* _To do_: Copy every line that contains the string "apple" from the entries below.
──────────────────────────────
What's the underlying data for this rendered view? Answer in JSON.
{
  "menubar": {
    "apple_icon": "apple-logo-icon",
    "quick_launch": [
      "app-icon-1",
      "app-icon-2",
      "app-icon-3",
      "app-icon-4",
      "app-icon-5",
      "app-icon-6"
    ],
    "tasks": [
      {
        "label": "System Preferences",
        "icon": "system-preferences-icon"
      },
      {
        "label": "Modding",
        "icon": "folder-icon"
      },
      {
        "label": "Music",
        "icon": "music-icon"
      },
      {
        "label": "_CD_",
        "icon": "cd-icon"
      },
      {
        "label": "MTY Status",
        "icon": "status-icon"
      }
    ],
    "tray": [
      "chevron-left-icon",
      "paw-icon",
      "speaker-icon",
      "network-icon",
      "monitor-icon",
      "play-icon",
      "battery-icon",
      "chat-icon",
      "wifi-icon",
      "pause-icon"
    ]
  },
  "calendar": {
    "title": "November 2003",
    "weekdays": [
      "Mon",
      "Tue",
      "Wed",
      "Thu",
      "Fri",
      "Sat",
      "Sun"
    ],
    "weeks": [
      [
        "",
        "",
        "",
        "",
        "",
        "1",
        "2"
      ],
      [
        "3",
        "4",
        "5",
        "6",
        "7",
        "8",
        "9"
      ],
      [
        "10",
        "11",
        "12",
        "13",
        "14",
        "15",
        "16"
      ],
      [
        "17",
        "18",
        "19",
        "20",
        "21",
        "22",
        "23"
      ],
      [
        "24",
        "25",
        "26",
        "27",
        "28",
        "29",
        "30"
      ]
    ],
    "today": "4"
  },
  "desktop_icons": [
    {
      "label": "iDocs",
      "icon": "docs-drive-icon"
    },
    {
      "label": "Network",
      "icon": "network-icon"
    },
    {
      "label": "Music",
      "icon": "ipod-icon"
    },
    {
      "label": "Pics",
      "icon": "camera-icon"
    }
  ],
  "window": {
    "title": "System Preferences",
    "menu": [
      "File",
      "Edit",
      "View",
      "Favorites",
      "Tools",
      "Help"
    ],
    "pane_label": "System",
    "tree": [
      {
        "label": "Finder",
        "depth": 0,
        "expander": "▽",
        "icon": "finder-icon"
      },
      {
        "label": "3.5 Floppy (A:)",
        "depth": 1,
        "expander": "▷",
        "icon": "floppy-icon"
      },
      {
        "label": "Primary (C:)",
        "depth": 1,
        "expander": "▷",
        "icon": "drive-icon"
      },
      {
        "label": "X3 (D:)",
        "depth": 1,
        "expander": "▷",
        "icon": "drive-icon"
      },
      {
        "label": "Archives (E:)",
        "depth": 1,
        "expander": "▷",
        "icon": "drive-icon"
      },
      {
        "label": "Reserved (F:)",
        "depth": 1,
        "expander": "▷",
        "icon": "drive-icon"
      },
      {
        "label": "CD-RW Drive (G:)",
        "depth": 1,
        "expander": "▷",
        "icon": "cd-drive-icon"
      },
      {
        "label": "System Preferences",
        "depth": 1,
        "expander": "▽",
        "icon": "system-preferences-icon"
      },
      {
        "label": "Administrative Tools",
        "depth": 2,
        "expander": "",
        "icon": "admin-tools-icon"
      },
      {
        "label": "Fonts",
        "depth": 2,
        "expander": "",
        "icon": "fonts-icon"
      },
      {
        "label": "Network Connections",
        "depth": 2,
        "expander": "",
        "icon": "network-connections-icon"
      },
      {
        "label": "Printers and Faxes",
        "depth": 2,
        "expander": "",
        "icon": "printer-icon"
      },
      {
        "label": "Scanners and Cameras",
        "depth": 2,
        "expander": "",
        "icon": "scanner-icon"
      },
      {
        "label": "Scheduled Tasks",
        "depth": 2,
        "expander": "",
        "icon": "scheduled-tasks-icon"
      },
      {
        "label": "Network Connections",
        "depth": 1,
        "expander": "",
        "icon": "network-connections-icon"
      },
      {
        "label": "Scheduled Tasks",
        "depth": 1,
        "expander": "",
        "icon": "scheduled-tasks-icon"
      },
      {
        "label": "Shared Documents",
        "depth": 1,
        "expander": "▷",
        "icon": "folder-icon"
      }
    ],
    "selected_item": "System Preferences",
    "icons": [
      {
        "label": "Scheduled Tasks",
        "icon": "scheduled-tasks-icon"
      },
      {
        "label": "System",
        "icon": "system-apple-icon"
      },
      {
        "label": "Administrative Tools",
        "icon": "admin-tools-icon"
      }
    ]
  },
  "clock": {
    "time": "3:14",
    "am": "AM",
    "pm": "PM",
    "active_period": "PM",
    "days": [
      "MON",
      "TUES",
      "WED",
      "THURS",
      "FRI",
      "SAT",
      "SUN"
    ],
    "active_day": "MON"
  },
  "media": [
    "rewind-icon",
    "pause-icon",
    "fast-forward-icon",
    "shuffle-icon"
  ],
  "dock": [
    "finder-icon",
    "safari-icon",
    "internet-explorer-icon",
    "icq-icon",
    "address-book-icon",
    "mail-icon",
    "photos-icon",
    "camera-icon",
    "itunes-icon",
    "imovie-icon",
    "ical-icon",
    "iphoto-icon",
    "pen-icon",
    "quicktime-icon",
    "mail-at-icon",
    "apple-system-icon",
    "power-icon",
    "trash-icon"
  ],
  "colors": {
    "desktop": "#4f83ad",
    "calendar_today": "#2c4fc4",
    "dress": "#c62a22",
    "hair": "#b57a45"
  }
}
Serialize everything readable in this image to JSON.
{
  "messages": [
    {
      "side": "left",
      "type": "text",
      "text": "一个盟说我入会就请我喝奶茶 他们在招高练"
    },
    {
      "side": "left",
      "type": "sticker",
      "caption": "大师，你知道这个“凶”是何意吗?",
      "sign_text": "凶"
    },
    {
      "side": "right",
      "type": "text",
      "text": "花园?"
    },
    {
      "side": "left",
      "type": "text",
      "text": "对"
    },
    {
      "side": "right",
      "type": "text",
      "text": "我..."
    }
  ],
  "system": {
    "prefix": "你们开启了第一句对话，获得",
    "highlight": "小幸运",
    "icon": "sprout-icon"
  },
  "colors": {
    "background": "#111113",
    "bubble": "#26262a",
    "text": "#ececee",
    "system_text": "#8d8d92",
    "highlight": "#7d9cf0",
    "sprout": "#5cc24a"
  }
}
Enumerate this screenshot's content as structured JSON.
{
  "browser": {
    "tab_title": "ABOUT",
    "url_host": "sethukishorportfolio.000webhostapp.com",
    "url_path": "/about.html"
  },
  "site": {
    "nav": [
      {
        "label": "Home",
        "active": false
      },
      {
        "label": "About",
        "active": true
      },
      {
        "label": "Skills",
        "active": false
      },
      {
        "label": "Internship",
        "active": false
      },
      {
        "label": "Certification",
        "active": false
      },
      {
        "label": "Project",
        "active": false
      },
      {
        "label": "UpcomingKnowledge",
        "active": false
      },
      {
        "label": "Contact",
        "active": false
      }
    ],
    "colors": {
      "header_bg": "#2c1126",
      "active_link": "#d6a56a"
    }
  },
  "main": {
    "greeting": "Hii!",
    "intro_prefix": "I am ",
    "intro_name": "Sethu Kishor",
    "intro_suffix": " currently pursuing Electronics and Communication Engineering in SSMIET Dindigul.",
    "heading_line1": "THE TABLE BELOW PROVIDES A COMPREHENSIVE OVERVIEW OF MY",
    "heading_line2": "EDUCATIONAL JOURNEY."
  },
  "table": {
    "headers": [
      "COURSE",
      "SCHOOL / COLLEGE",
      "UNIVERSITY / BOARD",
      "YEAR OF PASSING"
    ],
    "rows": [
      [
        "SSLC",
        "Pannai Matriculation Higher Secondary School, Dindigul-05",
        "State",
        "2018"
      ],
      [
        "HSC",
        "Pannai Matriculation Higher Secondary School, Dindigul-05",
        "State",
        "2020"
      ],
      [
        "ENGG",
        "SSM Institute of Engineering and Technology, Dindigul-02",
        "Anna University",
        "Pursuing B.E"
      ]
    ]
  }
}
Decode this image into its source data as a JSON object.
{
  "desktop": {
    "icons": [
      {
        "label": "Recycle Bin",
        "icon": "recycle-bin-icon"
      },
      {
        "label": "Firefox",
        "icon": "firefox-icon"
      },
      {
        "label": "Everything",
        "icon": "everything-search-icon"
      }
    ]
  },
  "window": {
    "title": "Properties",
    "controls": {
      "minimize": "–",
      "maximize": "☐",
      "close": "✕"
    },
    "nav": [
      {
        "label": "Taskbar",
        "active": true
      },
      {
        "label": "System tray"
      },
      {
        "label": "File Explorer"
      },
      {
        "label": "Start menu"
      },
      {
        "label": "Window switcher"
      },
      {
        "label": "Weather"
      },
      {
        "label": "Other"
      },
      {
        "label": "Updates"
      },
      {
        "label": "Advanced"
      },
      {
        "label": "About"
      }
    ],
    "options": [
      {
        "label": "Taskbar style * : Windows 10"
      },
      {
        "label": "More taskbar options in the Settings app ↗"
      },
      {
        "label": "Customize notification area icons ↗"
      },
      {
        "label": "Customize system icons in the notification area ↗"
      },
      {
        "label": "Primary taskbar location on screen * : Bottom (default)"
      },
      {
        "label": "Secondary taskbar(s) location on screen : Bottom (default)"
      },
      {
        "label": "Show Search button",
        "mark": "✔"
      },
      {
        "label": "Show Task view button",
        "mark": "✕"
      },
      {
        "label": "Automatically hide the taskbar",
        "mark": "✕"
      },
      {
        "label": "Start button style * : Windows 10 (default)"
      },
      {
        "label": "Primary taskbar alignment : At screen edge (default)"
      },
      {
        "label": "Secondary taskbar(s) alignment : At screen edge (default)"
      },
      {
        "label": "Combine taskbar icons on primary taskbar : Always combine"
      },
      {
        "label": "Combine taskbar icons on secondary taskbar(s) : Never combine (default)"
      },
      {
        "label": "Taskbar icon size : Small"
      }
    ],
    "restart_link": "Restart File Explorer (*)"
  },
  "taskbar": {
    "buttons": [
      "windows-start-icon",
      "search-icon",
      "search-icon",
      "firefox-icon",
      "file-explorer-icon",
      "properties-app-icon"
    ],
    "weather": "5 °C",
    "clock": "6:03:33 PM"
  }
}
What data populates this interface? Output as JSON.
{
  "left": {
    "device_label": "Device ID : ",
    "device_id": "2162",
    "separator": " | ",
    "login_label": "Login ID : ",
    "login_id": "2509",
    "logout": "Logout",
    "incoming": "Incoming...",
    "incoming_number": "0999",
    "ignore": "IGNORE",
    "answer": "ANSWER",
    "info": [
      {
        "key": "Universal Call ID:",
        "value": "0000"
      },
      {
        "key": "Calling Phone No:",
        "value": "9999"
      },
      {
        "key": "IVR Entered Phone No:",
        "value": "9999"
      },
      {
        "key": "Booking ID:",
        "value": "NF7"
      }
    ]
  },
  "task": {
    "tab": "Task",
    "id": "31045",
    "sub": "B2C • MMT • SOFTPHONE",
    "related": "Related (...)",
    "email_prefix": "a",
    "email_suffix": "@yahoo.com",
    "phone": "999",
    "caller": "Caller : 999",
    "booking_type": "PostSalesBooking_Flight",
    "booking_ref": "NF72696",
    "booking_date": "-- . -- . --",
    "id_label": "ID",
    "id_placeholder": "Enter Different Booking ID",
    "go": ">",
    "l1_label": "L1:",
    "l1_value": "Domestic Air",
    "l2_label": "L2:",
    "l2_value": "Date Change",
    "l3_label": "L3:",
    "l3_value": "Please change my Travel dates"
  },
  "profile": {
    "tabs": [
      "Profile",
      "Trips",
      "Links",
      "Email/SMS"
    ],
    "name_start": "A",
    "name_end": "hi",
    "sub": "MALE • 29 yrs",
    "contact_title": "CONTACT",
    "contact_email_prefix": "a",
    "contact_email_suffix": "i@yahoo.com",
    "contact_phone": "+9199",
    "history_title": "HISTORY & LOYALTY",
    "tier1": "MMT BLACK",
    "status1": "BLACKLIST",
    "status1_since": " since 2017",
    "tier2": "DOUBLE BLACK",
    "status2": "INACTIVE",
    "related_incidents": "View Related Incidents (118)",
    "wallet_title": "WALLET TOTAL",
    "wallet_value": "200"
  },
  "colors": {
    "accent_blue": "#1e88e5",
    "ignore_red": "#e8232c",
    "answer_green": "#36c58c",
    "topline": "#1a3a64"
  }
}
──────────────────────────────
* _Solved exercise_:
    "apple_icon": "apple-logo-icon",
        "icon": "system-apple-icon"
    "apple-system-icon",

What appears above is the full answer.